Employee needs and preferences have shifted during the pandemic and are likely to continue to do so. Some perks are no longer highly valued or even relevant. For instance, Lodin said, in-office services that many employers provided pre-pandemic—such as coffee bars and free snacks—are less in demand given the increase in remote work. Employers are pivoting here, she said, and instead are more likely to offer perks such as home delivery of lunches.
Liberty Mutual has been checking in with employees through regular surveys and virtual focus groups. These inputs, according to O’Neill, have led to new benefits and resources such as free access to Care.com for child care and elder care support, extra time off that employees can use to care for themselves or family members, and other programs “to make employees feel cared for and supported during these difficult times.”

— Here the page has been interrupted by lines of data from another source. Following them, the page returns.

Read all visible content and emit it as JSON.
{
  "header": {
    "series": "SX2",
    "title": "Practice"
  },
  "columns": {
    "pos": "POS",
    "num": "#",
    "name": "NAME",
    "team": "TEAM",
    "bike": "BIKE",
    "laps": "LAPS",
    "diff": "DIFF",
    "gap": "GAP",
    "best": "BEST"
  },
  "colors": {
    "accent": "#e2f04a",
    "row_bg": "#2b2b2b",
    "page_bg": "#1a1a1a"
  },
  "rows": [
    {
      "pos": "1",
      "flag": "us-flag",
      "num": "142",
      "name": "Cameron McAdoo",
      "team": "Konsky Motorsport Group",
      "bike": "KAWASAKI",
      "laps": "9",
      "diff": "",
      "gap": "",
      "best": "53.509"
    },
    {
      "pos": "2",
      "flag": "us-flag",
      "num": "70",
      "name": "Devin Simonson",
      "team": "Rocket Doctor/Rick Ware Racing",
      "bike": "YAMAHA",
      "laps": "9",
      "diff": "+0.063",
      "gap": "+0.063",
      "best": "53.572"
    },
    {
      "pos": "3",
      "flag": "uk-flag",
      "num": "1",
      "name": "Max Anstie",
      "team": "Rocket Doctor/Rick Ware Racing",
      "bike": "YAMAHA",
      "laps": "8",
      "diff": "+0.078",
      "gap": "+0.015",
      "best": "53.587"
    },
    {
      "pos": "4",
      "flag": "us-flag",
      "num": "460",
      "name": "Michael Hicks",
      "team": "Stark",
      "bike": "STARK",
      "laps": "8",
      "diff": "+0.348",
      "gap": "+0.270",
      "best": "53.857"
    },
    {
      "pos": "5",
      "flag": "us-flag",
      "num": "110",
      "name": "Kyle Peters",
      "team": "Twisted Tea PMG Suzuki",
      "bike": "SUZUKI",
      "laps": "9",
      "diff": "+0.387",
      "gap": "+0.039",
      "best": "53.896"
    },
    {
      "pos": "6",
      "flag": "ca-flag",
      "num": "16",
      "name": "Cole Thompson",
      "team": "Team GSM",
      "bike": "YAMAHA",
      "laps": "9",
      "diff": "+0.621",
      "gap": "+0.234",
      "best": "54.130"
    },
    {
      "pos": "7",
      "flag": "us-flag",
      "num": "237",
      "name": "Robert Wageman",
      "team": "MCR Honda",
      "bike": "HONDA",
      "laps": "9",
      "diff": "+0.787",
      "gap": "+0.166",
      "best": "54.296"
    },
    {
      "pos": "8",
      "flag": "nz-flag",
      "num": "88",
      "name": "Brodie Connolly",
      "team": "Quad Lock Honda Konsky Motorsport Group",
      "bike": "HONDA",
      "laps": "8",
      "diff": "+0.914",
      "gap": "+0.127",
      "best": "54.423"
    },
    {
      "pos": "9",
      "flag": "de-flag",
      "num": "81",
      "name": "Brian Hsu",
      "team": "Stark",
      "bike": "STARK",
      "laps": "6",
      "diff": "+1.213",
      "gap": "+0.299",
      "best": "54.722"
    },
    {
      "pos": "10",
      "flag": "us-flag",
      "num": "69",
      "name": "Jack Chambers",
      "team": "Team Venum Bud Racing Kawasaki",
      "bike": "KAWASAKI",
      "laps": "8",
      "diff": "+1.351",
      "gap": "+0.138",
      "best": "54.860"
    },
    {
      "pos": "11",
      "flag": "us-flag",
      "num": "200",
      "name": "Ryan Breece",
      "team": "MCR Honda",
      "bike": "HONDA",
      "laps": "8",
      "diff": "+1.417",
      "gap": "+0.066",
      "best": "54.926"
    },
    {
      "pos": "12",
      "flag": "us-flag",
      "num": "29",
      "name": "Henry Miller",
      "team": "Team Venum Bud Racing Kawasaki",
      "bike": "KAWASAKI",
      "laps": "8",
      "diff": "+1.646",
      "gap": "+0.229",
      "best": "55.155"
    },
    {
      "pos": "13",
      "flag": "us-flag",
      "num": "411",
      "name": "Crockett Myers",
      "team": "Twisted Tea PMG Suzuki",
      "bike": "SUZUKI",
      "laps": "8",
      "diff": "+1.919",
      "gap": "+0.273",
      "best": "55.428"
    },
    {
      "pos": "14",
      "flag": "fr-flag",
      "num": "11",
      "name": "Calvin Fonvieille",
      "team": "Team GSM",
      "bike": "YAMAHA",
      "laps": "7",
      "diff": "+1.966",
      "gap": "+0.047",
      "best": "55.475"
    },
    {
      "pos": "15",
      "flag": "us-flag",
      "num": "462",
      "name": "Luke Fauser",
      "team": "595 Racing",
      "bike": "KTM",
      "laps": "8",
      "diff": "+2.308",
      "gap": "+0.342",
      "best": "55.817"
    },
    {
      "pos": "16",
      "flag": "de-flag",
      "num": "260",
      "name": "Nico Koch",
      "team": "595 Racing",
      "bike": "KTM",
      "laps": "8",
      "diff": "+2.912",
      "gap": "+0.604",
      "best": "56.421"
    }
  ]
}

Kimberly Jones, people experience leader at consultancy PwC, has put feedback mechanisms in place to “keep an eye on the health of our organization and culture.” PwC, she said, leans “heavily on our culture of flexibility, [offering] benefits that are constantly evolving to meet the needs of our people.”
The firm, she added, has “thrown the ‘one-size-fits-all’ benefits approach out the window” and, as others have done, expanded its benefits menu to include mental health services and backup child care reimbursement and support.
To increase workplace flexibility, PwC has instituted a number of new offerings, including:
- Protected time—empowering staff to block time during the day for personal reasons.
- Efficient meetings—working to shorten meetings by 25 percent.
- Reduced schedules—allowing additional time for employees to take care of personal priorities.
- Job sharing—allowing two employees to share the responsibilities of one full-time position.
The idea that benefits will be valued differently by different workforce segments is something that Evive, a digital engagement and communication technology firm, discovered through its annual National Employee Journey survey, said Elisabeth Duncan, vice president of HR at the firm. The survey received responses from 500 full-time employees and 500 HR representatives and senior leaders across the U.S.
When employers asked employees to rank the benefits they don’t yet have but would most like to receive, Duncan said, responses differed across generations, with the most-desired benefits as follows:
- Baby Boomers. Four-day workweek, identity theft protection, flexible hours, financial planning and fitness perks.
- Generation X. Four-day workweek, flexible hours, fitness perks, student loan assistance and financial planning.
- Millennials. Four-day workweek, flexible hours, fitness perks, student loan assistance and tuition reimbursement.
- Generation Z. Four-day workweek, student loan assistance, financial planning and EAPs.
The only commonality across the four generations was a desire for a four-day workweek. While financial planning was the least commonly offered benefit (cited by 15 percent of HR respondents), it was one of the most desired benefits at companies not providing it (cited by 25 percent of employees).
These results point to the importance of seeking input from employees about what they value and recognizing the variation that exists among generations, length of service, income level and gender.
Communicating Benefits’ Value
Employers should not assume that employees appreciate or even are fully aware of all the benefits available to them. Ongoing communications and assessing both usage and employee sentiment can help ensure that workers understand and value the benefits they’re being offered.
“Without being able to hold the annual benefits fair, where employees can meet with vendors and get questions answered directly, benefits teams are spending more time responding to employee questions,” Lodin said, often by holding online office hours and virtual education sessions.
In addition, she noted, “more regular communications through multiple approaches, including e-mail messages, home mailings, Slack/chat discussions and ad hoc benefits questions being asked at quarterly all-hands meetings are trends we are seeing.”
Hoogensen said it’s important to keep things simple—”both the way we talk about benefits and the processes in place to make them available.”
Lin Grensing–Pophal, SHRM-SCP, is a Wisconsin-based business journalist with HR consulting experience.